*A driver has to be a "good 'ol boy" (or girl) to please one fan group yet come across as big-city cool around other fans and sponsors. Politicians also have to become chameleons, doing a quick-change act depending on the demographics of their next awaiting crowd.

*Race drivers have to please and make personal appearances their sponsors. So do typical candidates. Think of their "sponsors" as the special interest groups to which they're beholden.

*Politicians are constantly surrounded by a full crew of campaign workers whose behind-the-scenes work, and sometimes very public action, keeps them going. A racer's pit crew does the same.

*The "crew chief" is the driver's right-hand man, talking them through races including when to pass and what's behind their back. A political advisor does the same for his/her candidate. Imagine the great political manipulator Karl Rove serving as a crew chief. He'd have his driver ramming his way through the pack.

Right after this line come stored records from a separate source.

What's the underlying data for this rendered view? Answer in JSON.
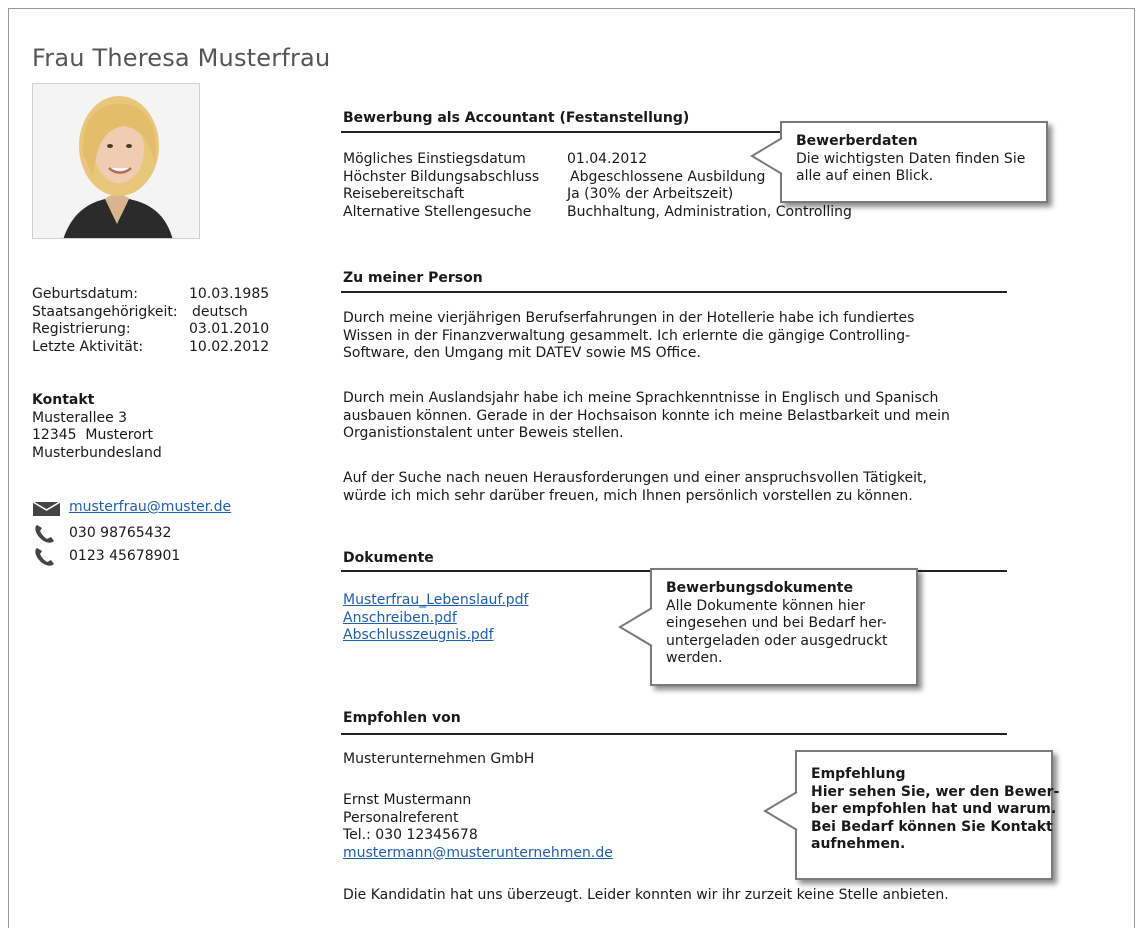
{
  "name": "Frau Theresa Musterfrau",
  "personal": [
    {
      "label": "Geburtsdatum:",
      "value": "10.03.1985"
    },
    {
      "label": "Staatsangehörigkeit:",
      "value": "deutsch"
    },
    {
      "label": "Registrierung:",
      "value": "03.01.2010"
    },
    {
      "label": "Letzte Aktivität:",
      "value": "10.02.2012"
    }
  ],
  "contact": {
    "heading": "Kontakt",
    "street": "Musterallee 3",
    "city": "12345  Musterort",
    "state": "Musterbundesland",
    "email": "musterfrau@muster.de",
    "phone1": "030 98765432",
    "phone2": "0123 45678901"
  },
  "application": {
    "heading": "Bewerbung als Accountant (Festanstellung)",
    "rows": [
      {
        "label": "Mögliches Einstiegsdatum",
        "value": "01.04.2012"
      },
      {
        "label": "Höchster Bildungsabschluss",
        "value": "Abgeschlossene Ausbildung"
      },
      {
        "label": "Reisebereitschaft",
        "value": "Ja (30% der Arbeitszeit)"
      },
      {
        "label": "Alternative Stellengesuche",
        "value": "Buchhaltung, Administration, Controlling"
      }
    ]
  },
  "about": {
    "heading": "Zu meiner Person",
    "paragraphs": [
      [
        "Durch meine vierjährigen Berufserfahrungen in der Hotellerie habe ich fundiertes",
        "Wissen in der Finanzverwaltung gesammelt. Ich erlernte die gängige Controlling-",
        "Software, den Umgang mit DATEV sowie MS Office."
      ],
      [
        "Durch mein Auslandsjahr habe ich meine Sprachkenntnisse in Englisch und Spanisch",
        "ausbauen können. Gerade in der Hochsaison konnte ich meine Belastbarkeit und mein",
        "Organistionstalent unter Beweis stellen."
      ],
      [
        "Auf der Suche nach neuen Herausforderungen und einer anspruchsvollen Tätigkeit,",
        "würde ich mich sehr darüber freuen, mich Ihnen persönlich vorstellen zu können."
      ]
    ]
  },
  "documents": {
    "heading": "Dokumente",
    "files": [
      "Musterfrau_Lebenslauf.pdf",
      "Anschreiben.pdf",
      "Abschlusszeugnis.pdf"
    ]
  },
  "recommended": {
    "heading": "Empfohlen von",
    "company": "Musterunternehmen GmbH",
    "person": "Ernst Mustermann",
    "role": "Personalreferent",
    "tel": "Tel.: 030 12345678",
    "email": "mustermann@musterunternehmen.de",
    "note": "Die Kandidatin hat uns überzeugt. Leider konnten wir ihr zurzeit keine Stelle anbieten."
  },
  "callouts": {
    "data": {
      "title": "Bewerberdaten",
      "lines": [
        "Die wichtigsten Daten finden Sie",
        "alle auf einen Blick."
      ]
    },
    "docs": {
      "title": "Bewerbungsdokumente",
      "lines": [
        "Alle Dokumente können hier",
        "eingesehen und bei Bedarf her-",
        "untergeladen oder ausgedruckt",
        "werden."
      ]
    },
    "rec": {
      "title": "Empfehlung",
      "lines": [
        "Hier sehen Sie, wer den Bewer-",
        "ber empfohlen hat und warum.",
        "Bei Bedarf können Sie Kontakt",
        "aufnehmen."
      ]
    }
  },
  "icons": {
    "email": "envelope-icon",
    "phone": "phone-icon"
  },
  "colors": {
    "link": "#1f5fb0",
    "title": "#555555",
    "callout_border": "#7a7a7a"
  }
}
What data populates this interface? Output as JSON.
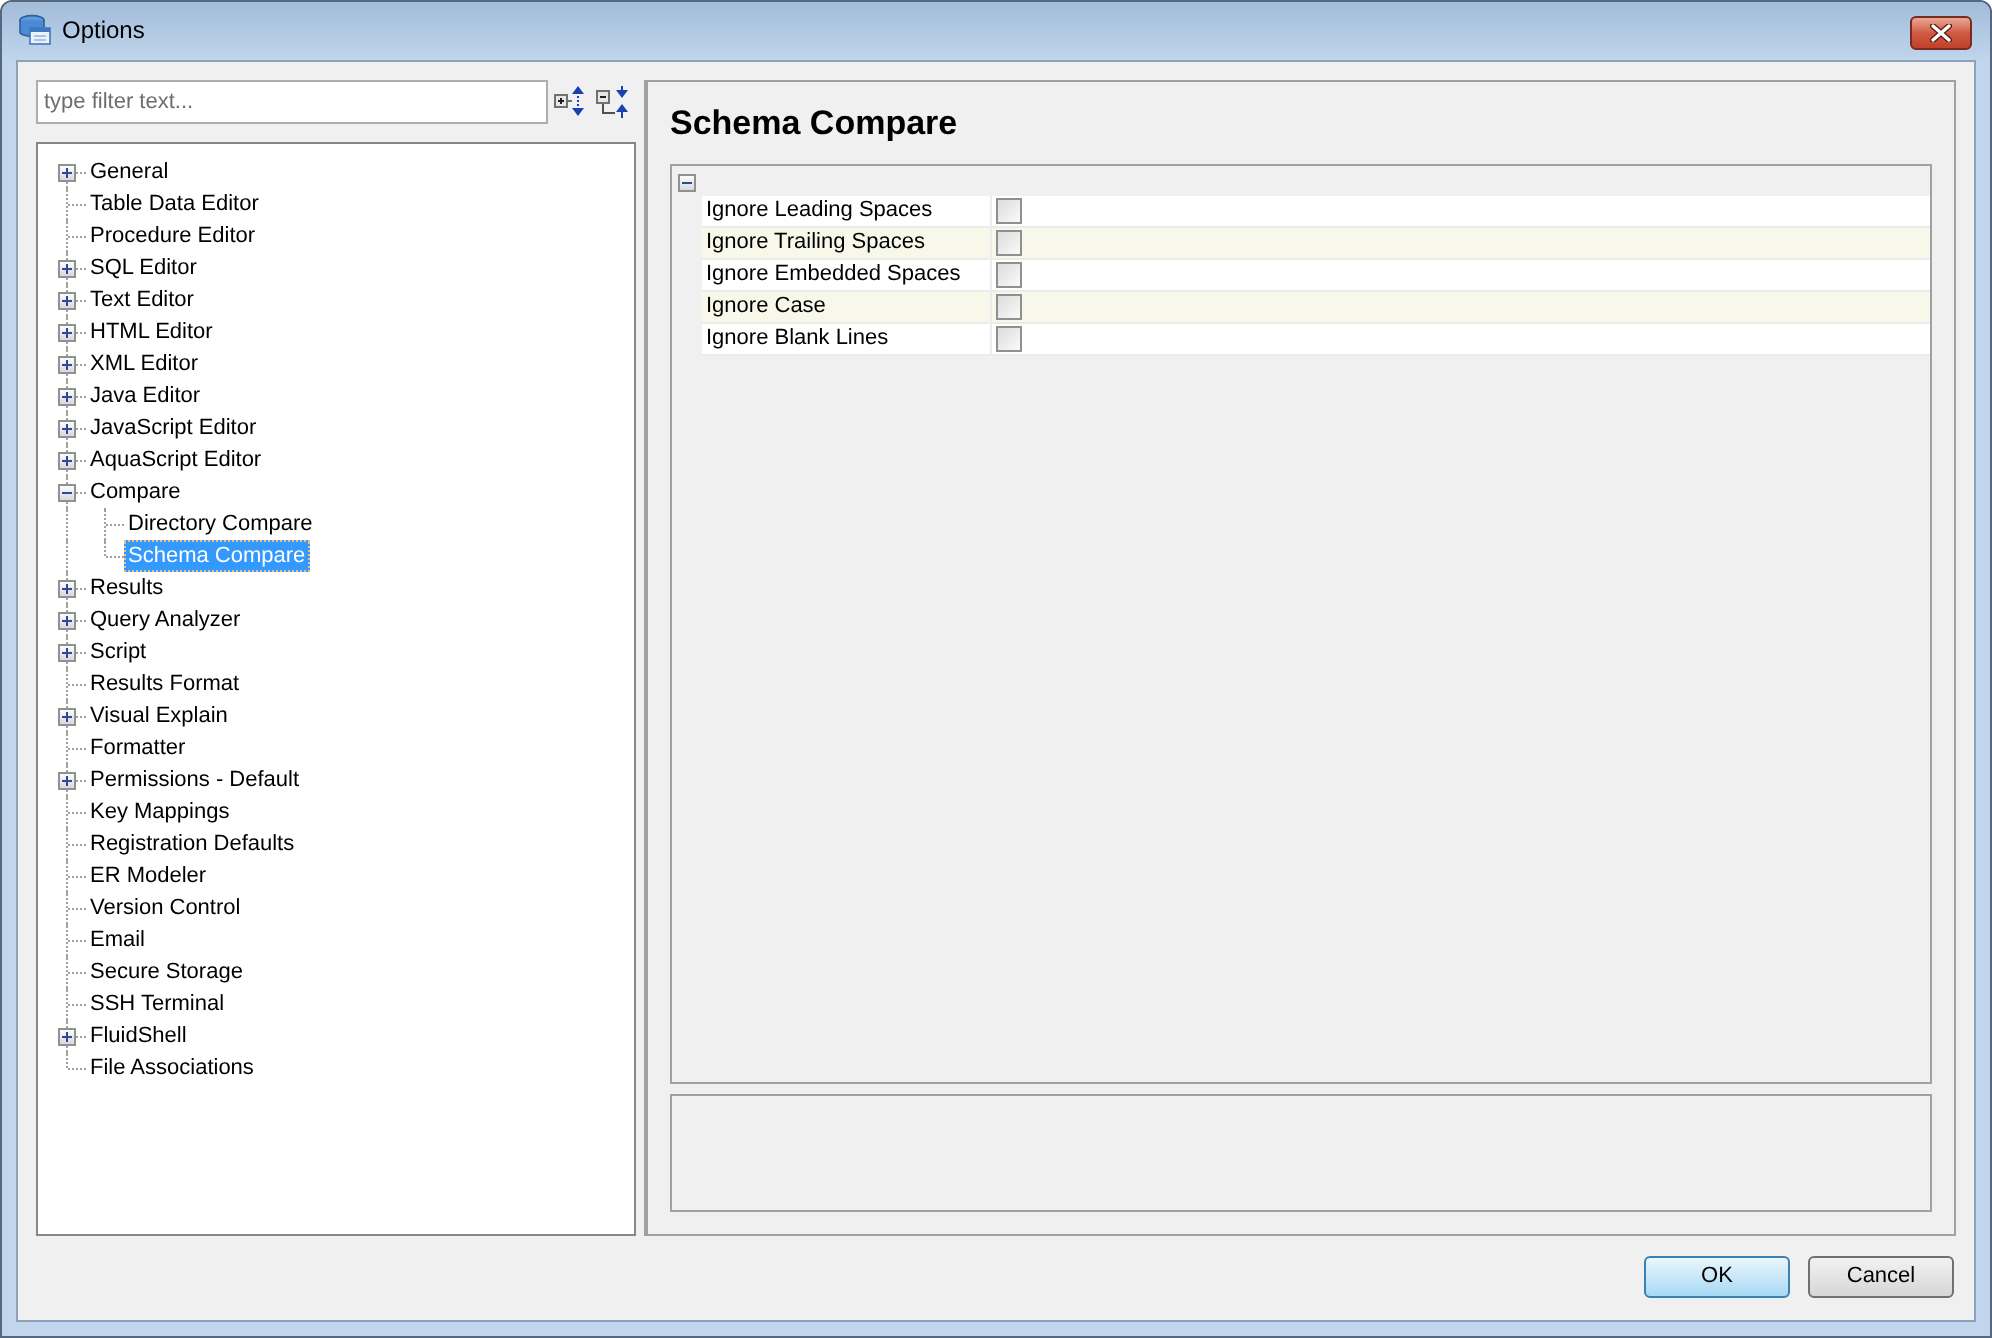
{
  "window": {
    "title": "Options"
  },
  "filter": {
    "placeholder": "type filter text..."
  },
  "tree": {
    "items": [
      {
        "label": "General",
        "kind": "group",
        "expanded": false,
        "selected": false
      },
      {
        "label": "Table Data Editor",
        "kind": "leaf",
        "selected": false
      },
      {
        "label": "Procedure Editor",
        "kind": "leaf",
        "selected": false
      },
      {
        "label": "SQL Editor",
        "kind": "group",
        "expanded": false,
        "selected": false
      },
      {
        "label": "Text Editor",
        "kind": "group",
        "expanded": false,
        "selected": false
      },
      {
        "label": "HTML Editor",
        "kind": "group",
        "expanded": false,
        "selected": false
      },
      {
        "label": "XML Editor",
        "kind": "group",
        "expanded": false,
        "selected": false
      },
      {
        "label": "Java Editor",
        "kind": "group",
        "expanded": false,
        "selected": false
      },
      {
        "label": "JavaScript Editor",
        "kind": "group",
        "expanded": false,
        "selected": false
      },
      {
        "label": "AquaScript Editor",
        "kind": "group",
        "expanded": false,
        "selected": false
      },
      {
        "label": "Compare",
        "kind": "group",
        "expanded": true,
        "selected": false,
        "children": [
          {
            "label": "Directory Compare",
            "kind": "leaf",
            "selected": false
          },
          {
            "label": "Schema Compare",
            "kind": "leaf",
            "selected": true
          }
        ]
      },
      {
        "label": "Results",
        "kind": "group",
        "expanded": false,
        "selected": false
      },
      {
        "label": "Query Analyzer",
        "kind": "group",
        "expanded": false,
        "selected": false
      },
      {
        "label": "Script",
        "kind": "group",
        "expanded": false,
        "selected": false
      },
      {
        "label": "Results Format",
        "kind": "leaf",
        "selected": false
      },
      {
        "label": "Visual Explain",
        "kind": "group",
        "expanded": false,
        "selected": false
      },
      {
        "label": "Formatter",
        "kind": "leaf",
        "selected": false
      },
      {
        "label": "Permissions - Default",
        "kind": "group",
        "expanded": false,
        "selected": false
      },
      {
        "label": "Key Mappings",
        "kind": "leaf",
        "selected": false
      },
      {
        "label": "Registration Defaults",
        "kind": "leaf",
        "selected": false
      },
      {
        "label": "ER Modeler",
        "kind": "leaf",
        "selected": false
      },
      {
        "label": "Version Control",
        "kind": "leaf",
        "selected": false
      },
      {
        "label": "Email",
        "kind": "leaf",
        "selected": false
      },
      {
        "label": "Secure Storage",
        "kind": "leaf",
        "selected": false
      },
      {
        "label": "SSH Terminal",
        "kind": "leaf",
        "selected": false
      },
      {
        "label": "FluidShell",
        "kind": "group",
        "expanded": false,
        "selected": false
      },
      {
        "label": "File Associations",
        "kind": "leaf",
        "selected": false
      }
    ]
  },
  "page": {
    "title": "Schema Compare",
    "section": {
      "expanded": true,
      "rows": [
        {
          "label": "Ignore Leading Spaces",
          "checked": false
        },
        {
          "label": "Ignore Trailing Spaces",
          "checked": false
        },
        {
          "label": "Ignore Embedded Spaces",
          "checked": false
        },
        {
          "label": "Ignore Case",
          "checked": false
        },
        {
          "label": "Ignore Blank Lines",
          "checked": false
        }
      ]
    }
  },
  "buttons": [
    {
      "label": "OK",
      "default": true
    },
    {
      "label": "Cancel",
      "default": false
    }
  ]
}
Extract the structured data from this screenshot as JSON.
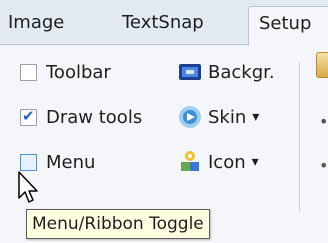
{
  "tabs": [
    {
      "label": "Image",
      "active": false
    },
    {
      "label": "TextSnap",
      "active": false
    },
    {
      "label": "Setup",
      "active": true
    }
  ],
  "checkboxes": [
    {
      "label": "Toolbar",
      "checked": false
    },
    {
      "label": "Draw tools",
      "checked": true
    },
    {
      "label": "Menu",
      "checked": false
    }
  ],
  "commands": [
    {
      "label": "Backgr.",
      "icon": "background-icon",
      "dropdown": false
    },
    {
      "label": "Skin",
      "icon": "skin-icon",
      "dropdown": true
    },
    {
      "label": "Icon",
      "icon": "icon-set-icon",
      "dropdown": true
    }
  ],
  "dropdown_arrow": "▾",
  "tooltip": "Menu/Ribbon Toggle",
  "colors": {
    "accent": "#2a5bd7",
    "tooltip_bg": "#ffffe1"
  }
}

*Race drivers obviously couldn't get where they're going, on the track or to the track, without help from large oil companies. Neither can candidates. Just ask President Bush.

*Candidates have to think on their feet, especially during debates and interviews. So do race drivers, thinking on and with their feet.

*And the late season "Chase for the Championship" resembles the final few weeks of a presidential race. A few leap to the front of the pack and battle like angry alligators.

*NASCAR is sort of a throwback to the past. The cars still use carburetors (as opposed to the fuel injections systems found on all new street cars since the 1980s) and just recently switched to unleaded gas. Likewise, some politicians appear to be slightly out of touch with today's world, especially after they're elected.

*NASCAR's cars -- especially the "Car of Tomorrow" making its debut this year -- only vaguely resemble the street cars whose name badges they carry. We often don't see the real politician behind the disguise.

*Politicians can get themselves in trouble if their message gets off track. A race driver who runs off the track is also in trouble -- big-time.

*Pre-race qualifying heats determine who makes the race's final field. Presidential primaries purge the election field as well.

At least one ex-driver who tried politics comes to mind. Richard Petty actually ran for secretary of state in North Carolina. Unfortunately for him, the voters quickly discovered he knew more about racing than state politics.

David Melson can be reached at dmelson@t-g.com.

David Melson
On the Loose